== Activity ==
Restate all the lines below word for word, but omit the pictures.

== Dataset ==
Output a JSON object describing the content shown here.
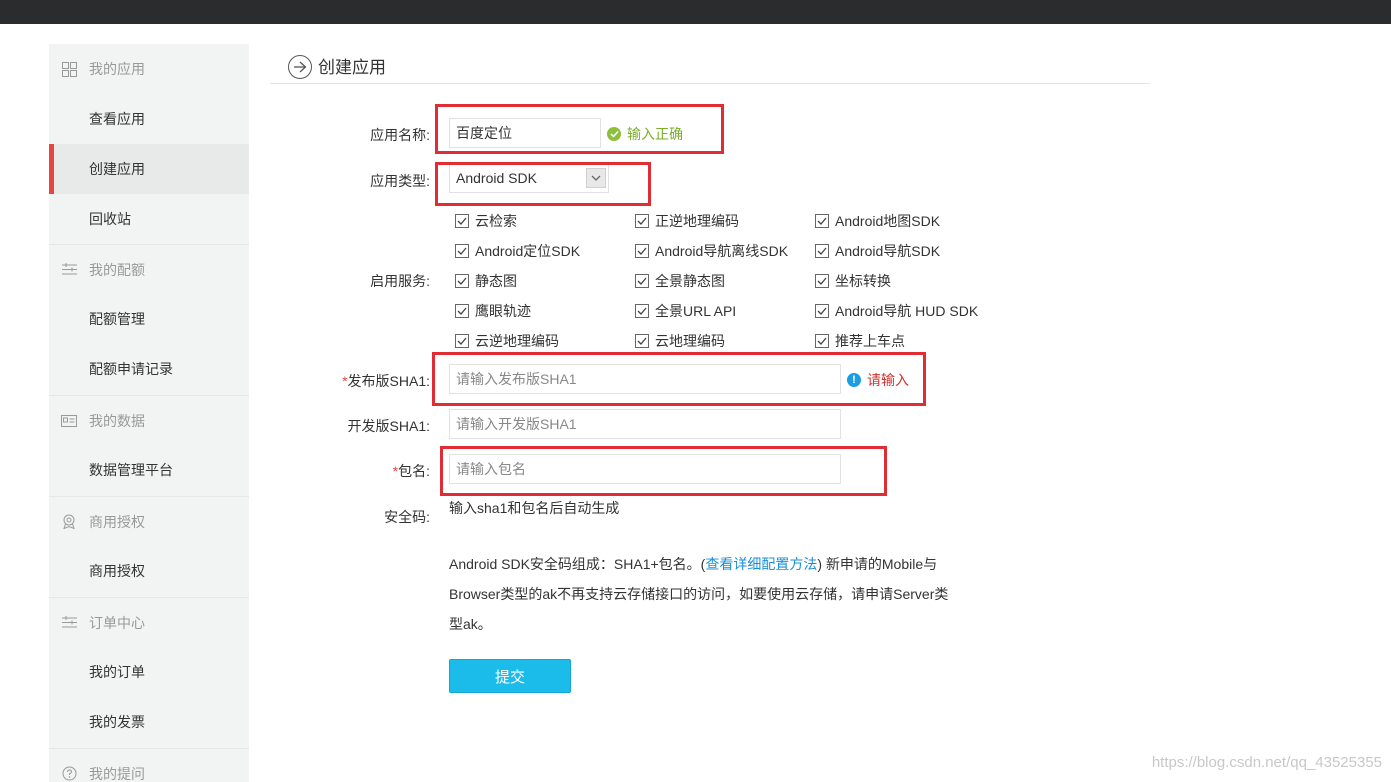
{
  "page": {
    "title": "创建应用"
  },
  "sidebar": {
    "groups": [
      {
        "label": "我的应用",
        "icon": "grid-icon"
      },
      {
        "label": "我的配额",
        "icon": "list-icon"
      },
      {
        "label": "我的数据",
        "icon": "id-card-icon"
      },
      {
        "label": "商用授权",
        "icon": "badge-icon"
      },
      {
        "label": "订单中心",
        "icon": "list-icon"
      },
      {
        "label": "我的提问",
        "icon": "question-icon"
      }
    ],
    "items": [
      {
        "label": "查看应用"
      },
      {
        "label": "创建应用",
        "active": true
      },
      {
        "label": "回收站"
      },
      {
        "label": "配额管理"
      },
      {
        "label": "配额申请记录"
      },
      {
        "label": "数据管理平台"
      },
      {
        "label": "商用授权"
      },
      {
        "label": "我的订单"
      },
      {
        "label": "我的发票"
      }
    ]
  },
  "form": {
    "app_name": {
      "label": "应用名称:",
      "value": "百度定位",
      "status": "输入正确"
    },
    "app_type": {
      "label": "应用类型:",
      "value": "Android SDK"
    },
    "services": {
      "label": "启用服务:",
      "options": [
        {
          "label": "云检索",
          "checked": true
        },
        {
          "label": "正逆地理编码",
          "checked": true
        },
        {
          "label": "Android地图SDK",
          "checked": true
        },
        {
          "label": "Android定位SDK",
          "checked": true
        },
        {
          "label": "Android导航离线SDK",
          "checked": true
        },
        {
          "label": "Android导航SDK",
          "checked": true
        },
        {
          "label": "静态图",
          "checked": true
        },
        {
          "label": "全景静态图",
          "checked": true
        },
        {
          "label": "坐标转换",
          "checked": true
        },
        {
          "label": "鹰眼轨迹",
          "checked": true
        },
        {
          "label": "全景URL API",
          "checked": true
        },
        {
          "label": "Android导航 HUD SDK",
          "checked": true
        },
        {
          "label": "云逆地理编码",
          "checked": true
        },
        {
          "label": "云地理编码",
          "checked": true
        },
        {
          "label": "推荐上车点",
          "checked": true
        }
      ]
    },
    "release_sha1": {
      "required_mark": "*",
      "label": "发布版SHA1:",
      "placeholder": "请输入发布版SHA1",
      "error": "请输入"
    },
    "dev_sha1": {
      "label": "开发版SHA1:",
      "placeholder": "请输入开发版SHA1"
    },
    "package": {
      "required_mark": "*",
      "label": "包名:",
      "placeholder": "请输入包名"
    },
    "security_code": {
      "label": "安全码:",
      "value": "输入sha1和包名后自动生成"
    },
    "note": {
      "before_link": "Android SDK安全码组成：SHA1+包名。(",
      "link": "查看详细配置方法",
      "after_link": ") 新申请的Mobile与Browser类型的ak不再支持云存储接口的访问，如要使用云存储，请申请Server类型ak。"
    },
    "submit_label": "提交"
  },
  "watermark": "https://blog.csdn.net/qq_43525355",
  "colors": {
    "accent_red": "#e64541",
    "submit_blue": "#1cbcea",
    "ok_green": "#7aaf2a",
    "link_blue": "#1a8fd8"
  }
}
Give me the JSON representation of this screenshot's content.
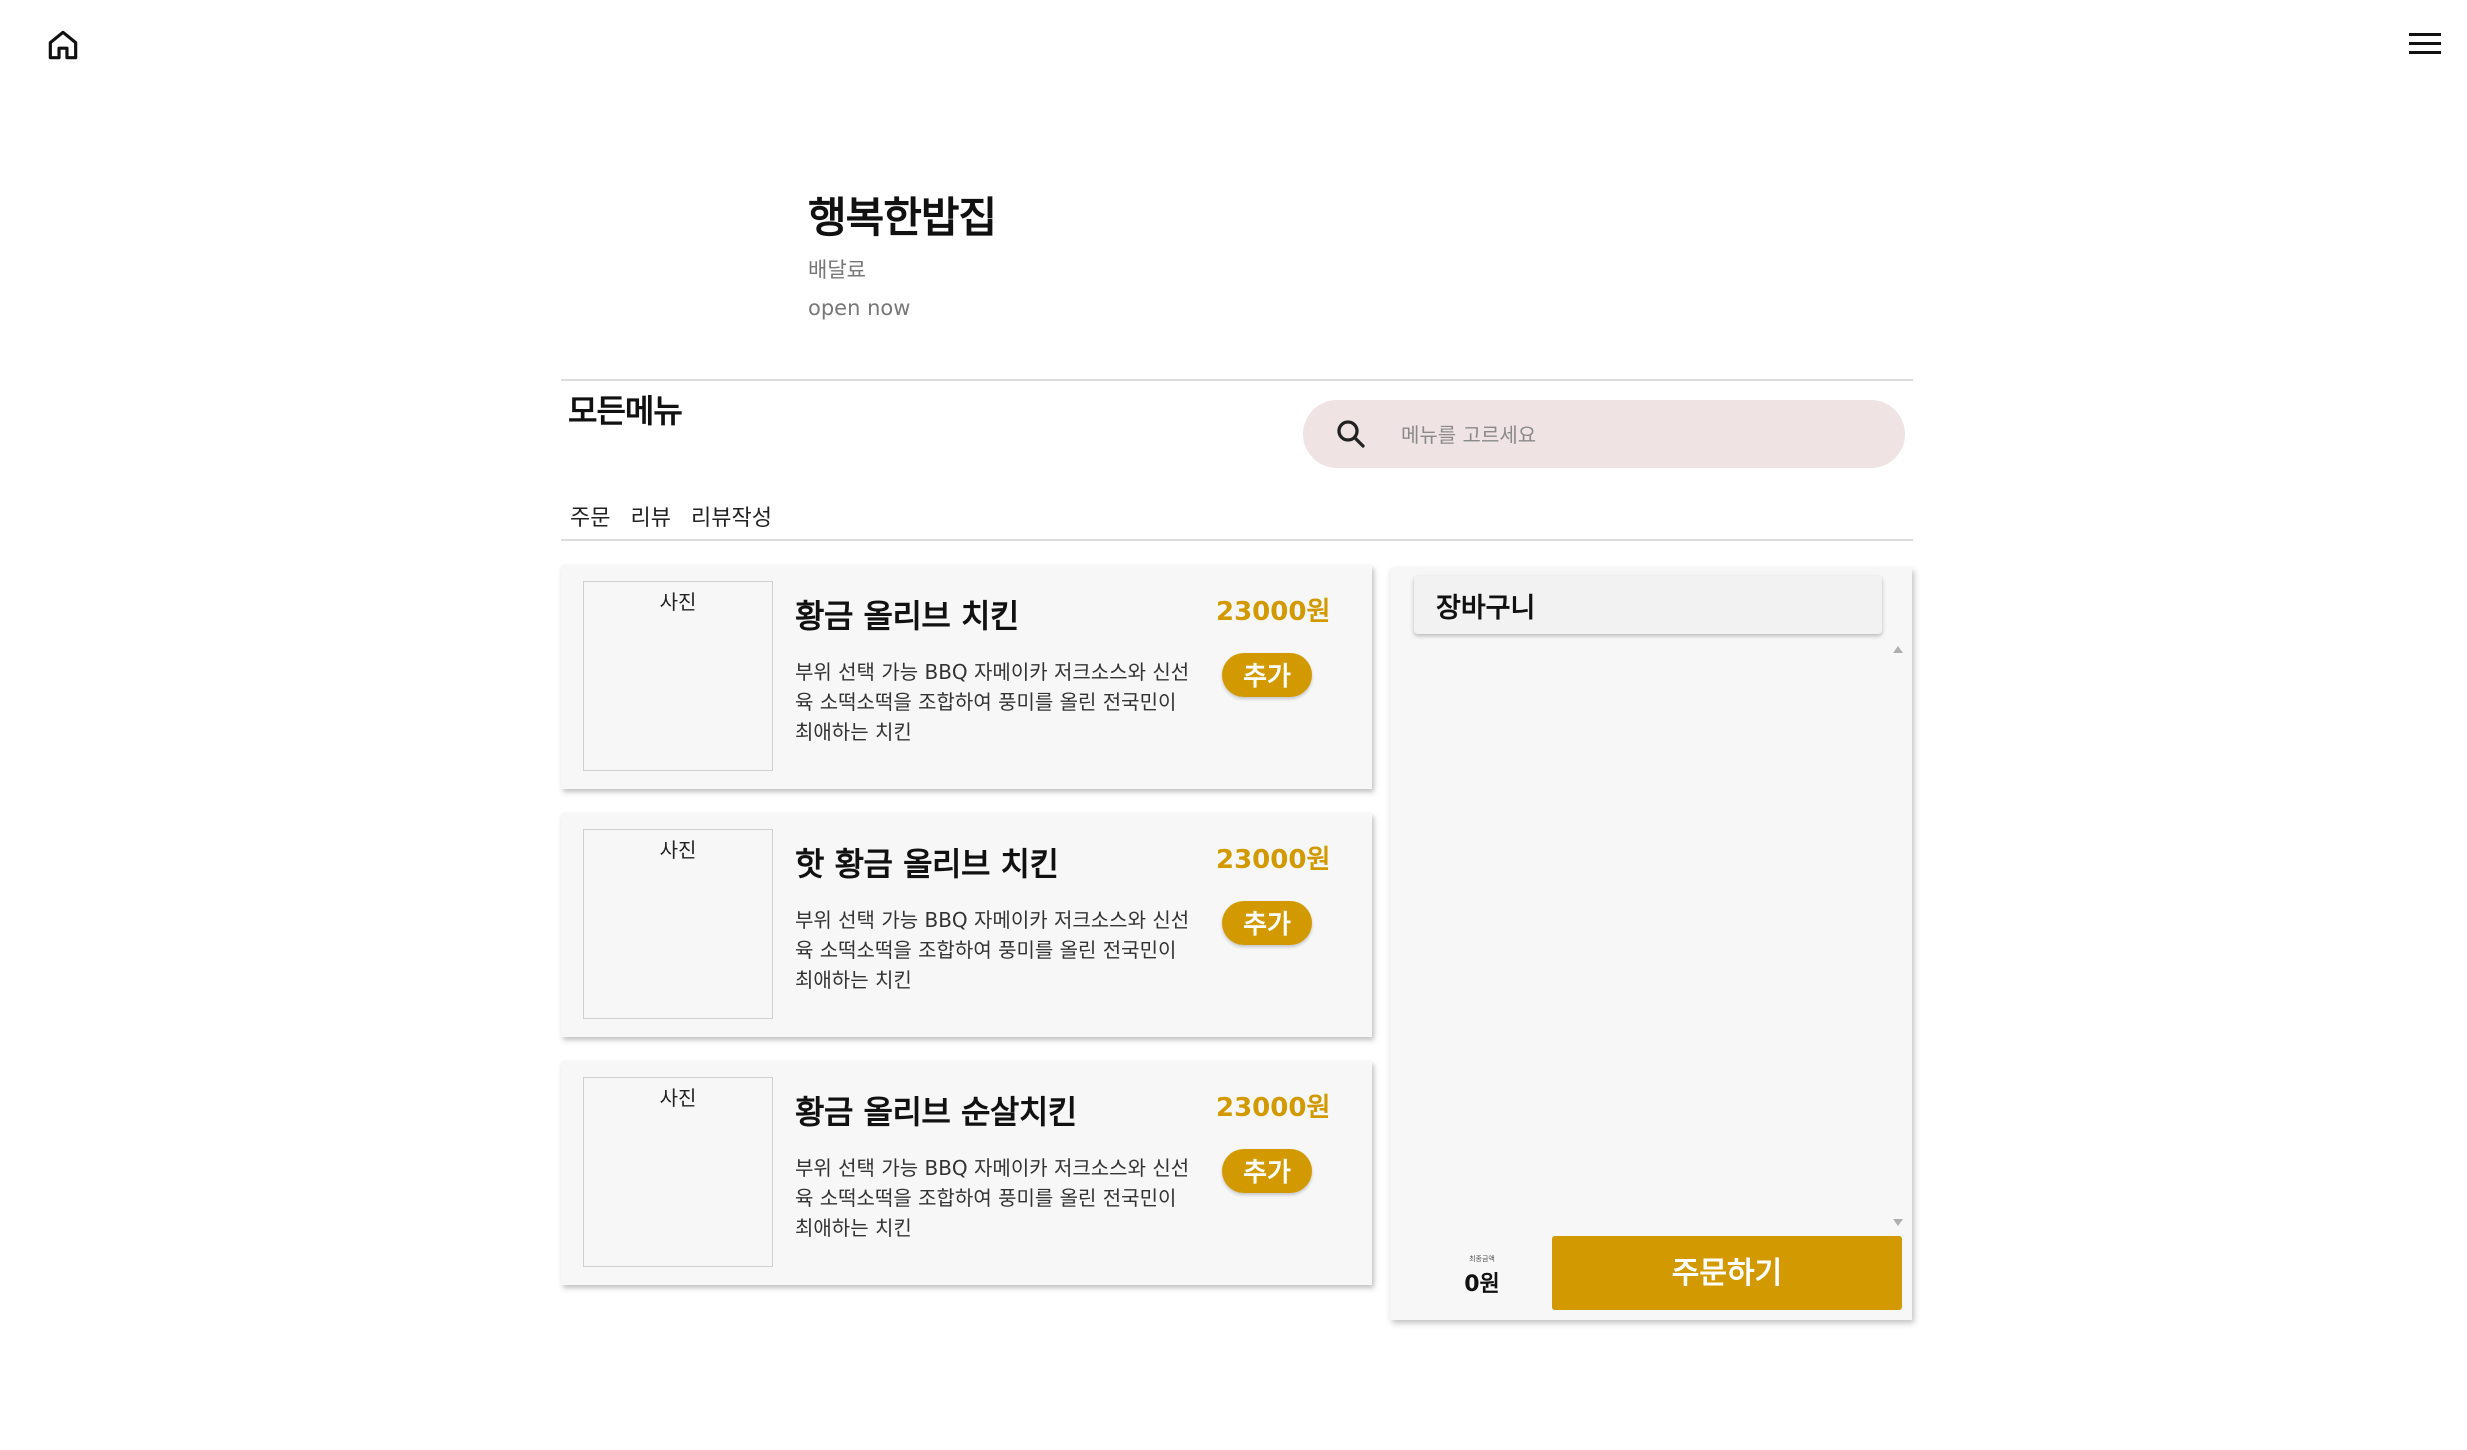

== Solution for this exercise ==
Output a JSON object describing the content shown here.
{
  "page": {
    "title": "创建应用"
  },
  "sidebar": {
    "groups": [
      {
        "label": "我的应用",
        "icon": "grid-icon"
      },
      {
        "label": "我的配额",
        "icon": "list-icon"
      },
      {
        "label": "我的数据",
        "icon": "id-card-icon"
      },
      {
        "label": "商用授权",
        "icon": "badge-icon"
      },
      {
        "label": "订单中心",
        "icon": "list-icon"
      },
      {
        "label": "我的提问",
        "icon": "question-icon"
      }
    ],
    "items": [
      {
        "label": "查看应用"
      },
      {
        "label": "创建应用",
        "active": true
      },
      {
        "label": "回收站"
      },
      {
        "label": "配额管理"
      },
      {
        "label": "配额申请记录"
      },
      {
        "label": "数据管理平台"
      },
      {
        "label": "商用授权"
      },
      {
        "label": "我的订单"
      },
      {
        "label": "我的发票"
      }
    ]
  },
  "form": {
    "app_name": {
      "label": "应用名称:",
      "value": "百度定位",
      "status": "输入正确"
    },
    "app_type": {
      "label": "应用类型:",
      "value": "Android SDK"
    },
    "services": {
      "label": "启用服务:",
      "options": [
        {
          "label": "云检索",
          "checked": true
        },
        {
          "label": "正逆地理编码",
          "checked": true
        },
        {
          "label": "Android地图SDK",
          "checked": true
        },
        {
          "label": "Android定位SDK",
          "checked": true
        },
        {
          "label": "Android导航离线SDK",
          "checked": true
        },
        {
          "label": "Android导航SDK",
          "checked": true
        },
        {
          "label": "静态图",
          "checked": true
        },
        {
          "label": "全景静态图",
          "checked": true
        },
        {
          "label": "坐标转换",
          "checked": true
        },
        {
          "label": "鹰眼轨迹",
          "checked": true
        },
        {
          "label": "全景URL API",
          "checked": true
        },
        {
          "label": "Android导航 HUD SDK",
          "checked": true
        },
        {
          "label": "云逆地理编码",
          "checked": true
        },
        {
          "label": "云地理编码",
          "checked": true
        },
        {
          "label": "推荐上车点",
          "checked": true
        }
      ]
    },
    "release_sha1": {
      "required_mark": "*",
      "label": "发布版SHA1:",
      "placeholder": "请输入发布版SHA1",
      "error": "请输入"
    },
    "dev_sha1": {
      "label": "开发版SHA1:",
      "placeholder": "请输入开发版SHA1"
    },
    "package": {
      "required_mark": "*",
      "label": "包名:",
      "placeholder": "请输入包名"
    },
    "security_code": {
      "label": "安全码:",
      "value": "输入sha1和包名后自动生成"
    },
    "note": {
      "before_link": "Android SDK安全码组成：SHA1+包名。(",
      "link": "查看详细配置方法",
      "after_link": ") 新申请的Mobile与Browser类型的ak不再支持云存储接口的访问，如要使用云存储，请申请Server类型ak。"
    },
    "submit_label": "提交"
  },
  "watermark": "https://blog.csdn.net/qq_43525355",
  "colors": {
    "accent_red": "#e64541",
    "submit_blue": "#1cbcea",
    "ok_green": "#7aaf2a",
    "link_blue": "#1a8fd8"
  }
}
Give me the JSON representation of this screenshot's content.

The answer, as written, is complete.